Musical theater is this thing which elicits very strong opinions. People tend to be either die-hard fans or they love to hate the genre. Why do you think it is such a divisive medium?
Some people just don't understand why people break out into song to express their emotions in the middle of a scene. That's not real for them. And I get it. There are some shows that make me feel the same way. It's all in how it's delivered. Certain styles work for some people, and others for other people.
Do you have any ties to Philadelphia?
I first went there on a school trip, and I've been there to play a bunch of times. Two of my college roommates were from Philly. One year we spent Christmas down there, and on Christmas morning we went and saw Schindler's List in a Philly movie theater. I remember it was during a snowstorm, and we drove down that beautiful road where you see all the houses lit up — Boathouse Row.
There's a production of Wicked coming to Philadelphia late this month. Do you still have ties to the ensemble?
I don't have ties with the cast, because it's so many iterations away from when I was in it. It's been so long, you know. But I just went back recently. I brought my son to see it for the very first time. He stayed awake for the whole thing until the last two minutes. I had to carry him backstage to say hi to the Glinda and Elphaba with him hanging on me drooling.
Was it weird seeing someone else say the lines you've said so many times?
No, that's only weird when you're still in it, when it's still raw. Maybe you're sick and you watch an understudy do it. That's weird.
I remember, one day, during a different show, I had laryngitis. I wanted to go support the cast and my understudy, so I snuck into the back of the theater and watched the show without me. It was the worst thing I could have done. My understudy was so good. All I had in my head was how I should have done it like her the whole time.

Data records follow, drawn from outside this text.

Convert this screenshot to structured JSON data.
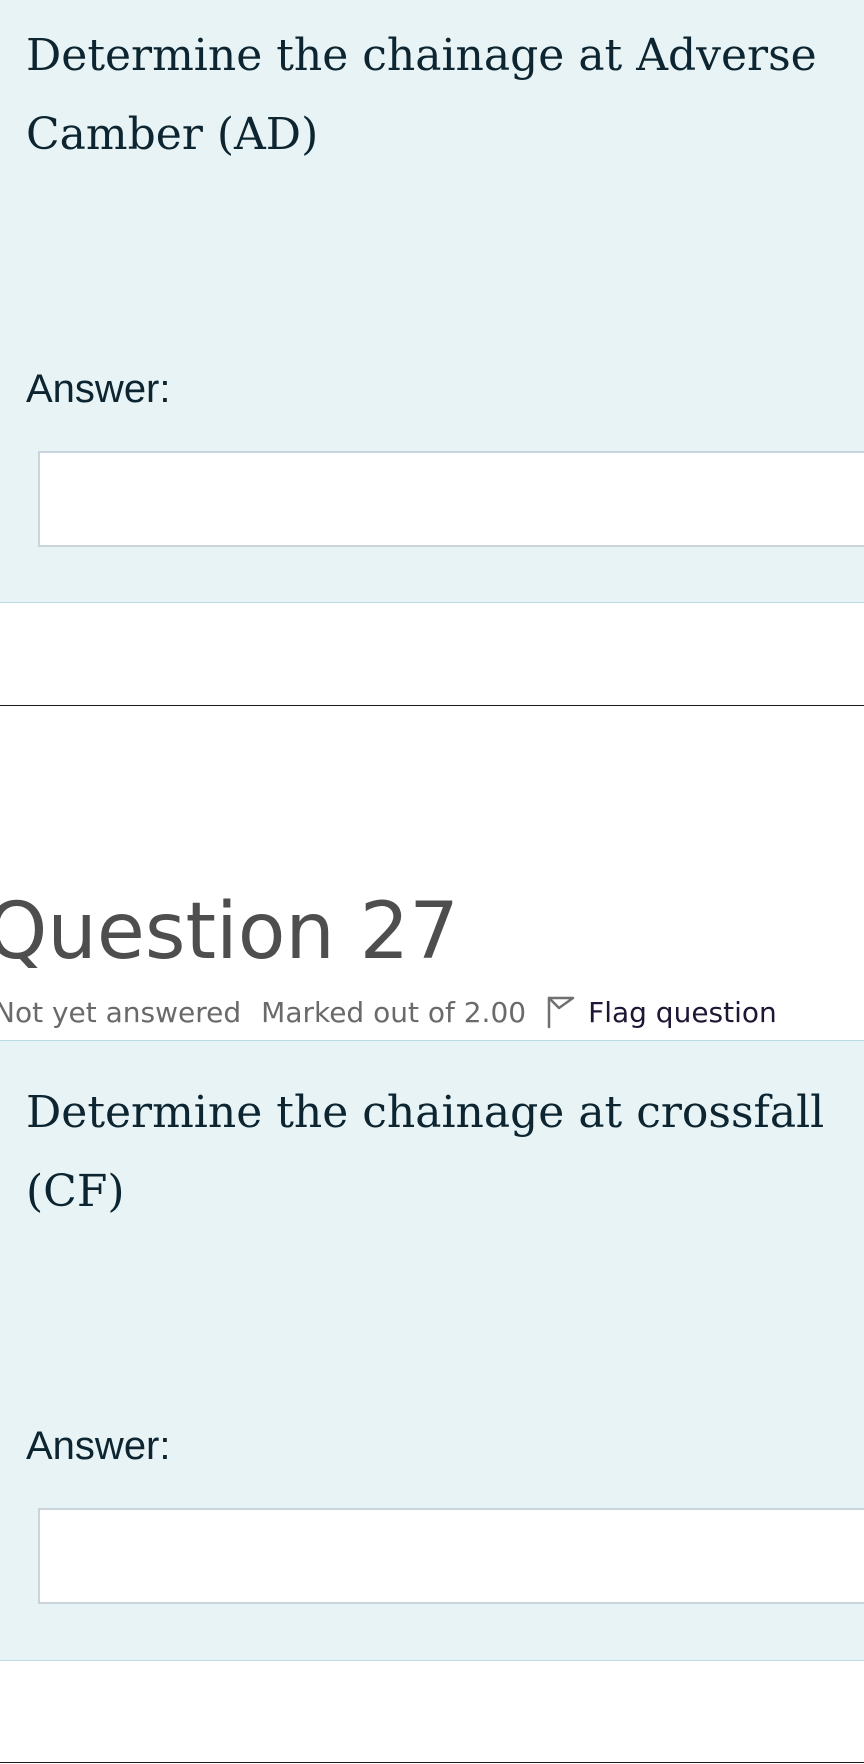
{
  "q26": {
    "question_text": "Determine the chainage at Adverse Camber (AD)",
    "answer_label": "Answer:",
    "answer_value": ""
  },
  "q27": {
    "heading": "Question 27",
    "state": "Not yet answered",
    "grade": "Marked out of 2.00",
    "flag_label": "Flag question",
    "question_text": "Determine the chainage at crossfall (CF)",
    "answer_label": "Answer:",
    "answer_value": ""
  },
  "icons": {
    "flag": "flag-outline-icon"
  },
  "colors": {
    "panel_bg": "#e7f3f5",
    "panel_border": "#b8dce2",
    "question_text": "#0c2530",
    "heading": "#4e4e4e",
    "info_text": "#6a6a6a",
    "flag_link": "#1f1534"
  }
}
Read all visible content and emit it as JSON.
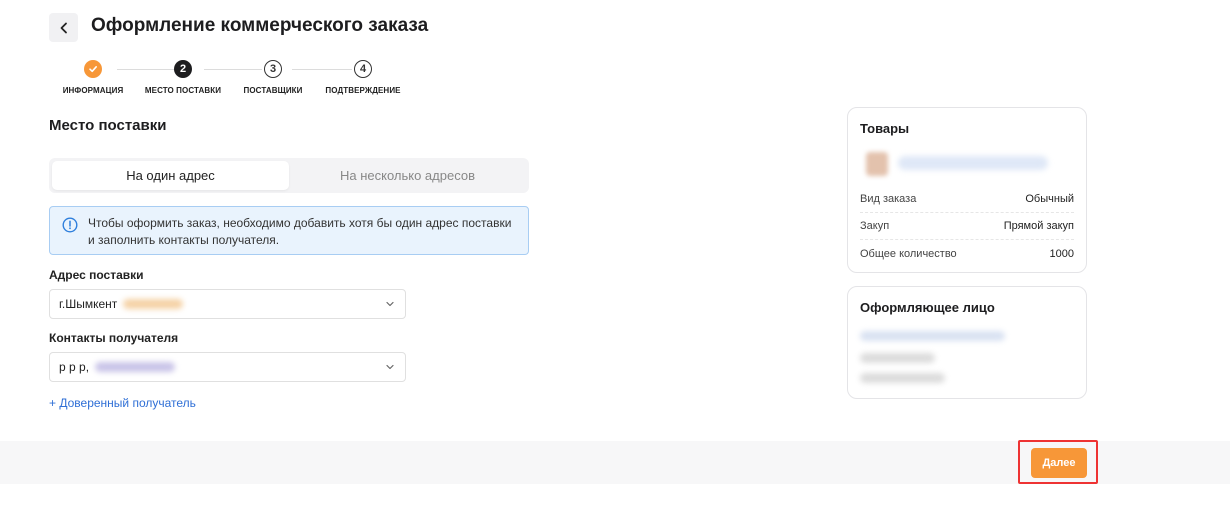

Once you hit the road for your world tour will you have a rider? What's on it?
Oh you mean like all green M&M's or something? Mine is really exciting. It's baby wipes, some healthy snacks, a bottle of wine, which I usually don't drink, but I let the people around me have it. Usually I'll put a toy on there for my son in the dinosaur-slash-ninja category, so he has a fun thing to look forward to at Mommy's work.
Do you still get stage fright?
Sometimes, yeah, stage fright. Not for these concerts so much, maybe the first time I went out. I don't like to know if there's someone I admire in the audience, like a celebrity I've looked up to my entire life. That stuff freaks me out, so people know not to tell me until after.
The hardest thing is when you're in an environment where you've never sung before, like some live TV show, when it's a one-off and you're not used to your surroundings. It's different when you're in a Broadway theater or when I'm doing my concerts — I'm surrounded by the same guys, the stage is set up the same way. You find a rhythm.
It's different when you just have to do one song somewhere very important, like the Oscars. I definitely had some nerves going on then.
With all those nerves going on, how did you take the whole "Adele Dazeem" thing?
It actually focused me. Because it had thrown me for a second, but then I realized I had about eight seconds of introductory music to get my s- together. I thought, "Are you going to let this determine your performance at such an important moment in your life?"
But then later, it was one of the best things that ever happened to me. It got my name out to all these people who had never heard my music.